"Jeff Holmstead is an extreme example of this administration's problem with telling the truth when it conflicts with its political agenda," Senator Edwards said. "Instead of protecting the air, Mr. Holmstead is protecting the energy industry by hiding the truth. He needs to go."Sen. Edwards
The New York Times reported Monday that Holmstead, assistant EPA administrator for air and radiation, blocked studies of bipartisan clean air proposals because they would undercut support for President Bush's weaker Clear Skies initiative. Holmstead, referring to a study about competing legislation by senators Thomas Carper and Lincoln Chafee, reportedly told staff members, "How can we justify Clear Skies if this gets out?"

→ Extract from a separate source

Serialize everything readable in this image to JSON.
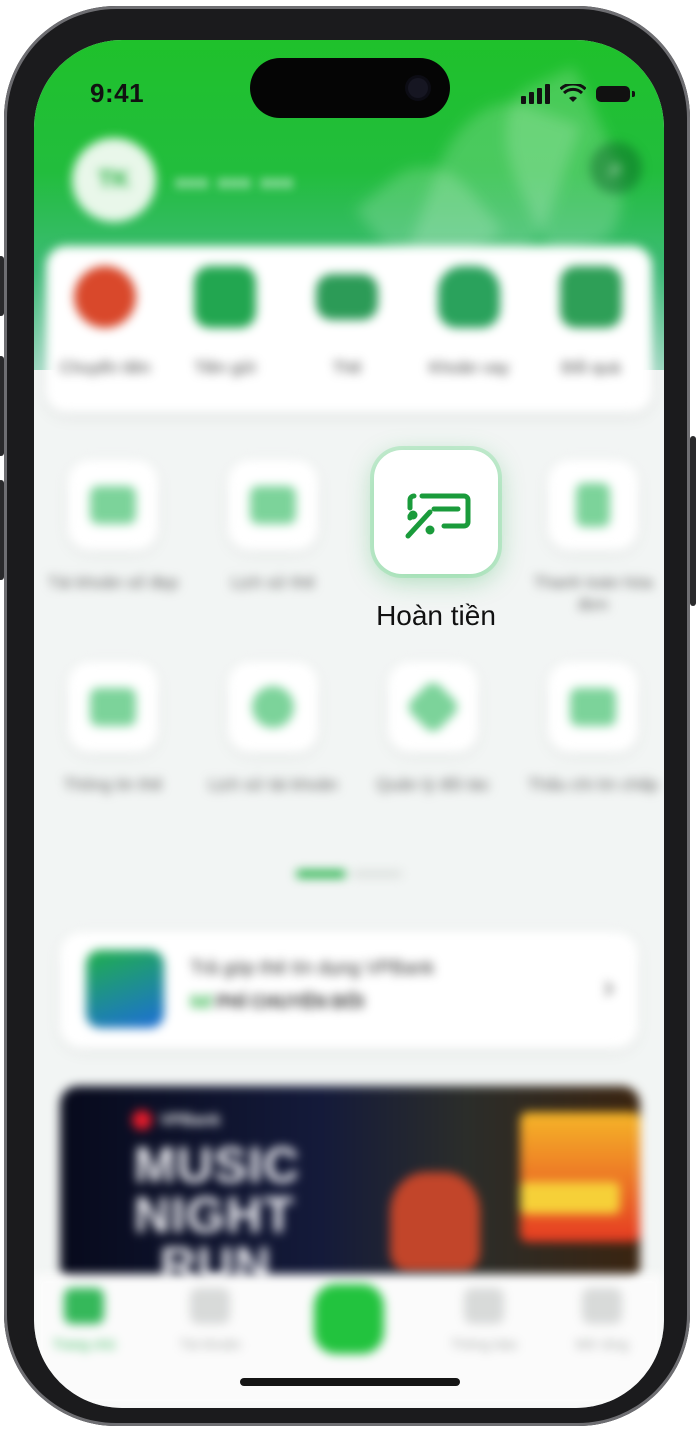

Senator Edwards clashed with Holmstead last year over Holmstead's refusal to provide scientific evidence that proposed rollbacks to the Clean Air Act would not harm human health. Holmstead, who has taken a higher profile role since EPA Administrator Christie Whitman stepped down last month, had championed the rollbacks which would make it easier for old factories and power plants to increase their pollution levels.
Turning Lead Into Gold

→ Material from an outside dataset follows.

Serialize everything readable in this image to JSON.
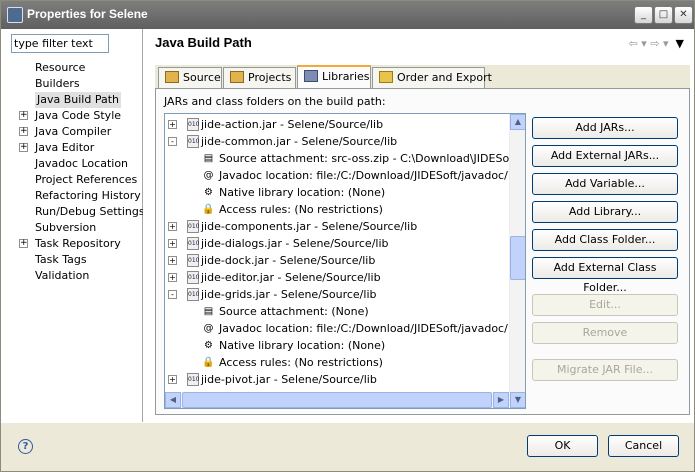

October 8, 2002Rep. Markey
...Rep. Markey said, “it makes you wonder, if the Bush Administration was seeking advice on whether the sun revolved around the earth or vice verse, would it take Galileo off the committee and replace him with the Inquisition? Since the key issue for this advisory committee is whether low-dose exposure to lead will adversely affect childhood development, I am concerned that noted academic experts are being replaced by individuals who have conflicts of interest that could prevent them from providing advice that will lead to the most protective health standards for our children.”

To elaborate on Rep. Markey's point, it turns out that the CDC rejected the reappointment of one pediatrician and the nominations of two others; all three have solid credentials. Instead, the CDC nominated four other scientists; three with known industry connections; the fourth already was on record as disagreeing with the current lead toxicity standard.

All of this evidence is well-documented in open sources. What bugs me the most is the last one. Now the Administration is proposing new rules regarding the peer-review process, yet it clearly engages in manipulation of the very process it supposedly is trying to improve. Although none of these bits of evidence provides direct proof that Mr. Bush has “deliberately lied,” which Feaver claims is a “nutty” idea, they do present a picture of systematic subversion of the truth. This is so pervasive, and has been reported so frequently in prominent sources, that Mr. Bush either does not read any newspapers at all, or he has heard of at least some of these incidents, and has failed to do anything about them.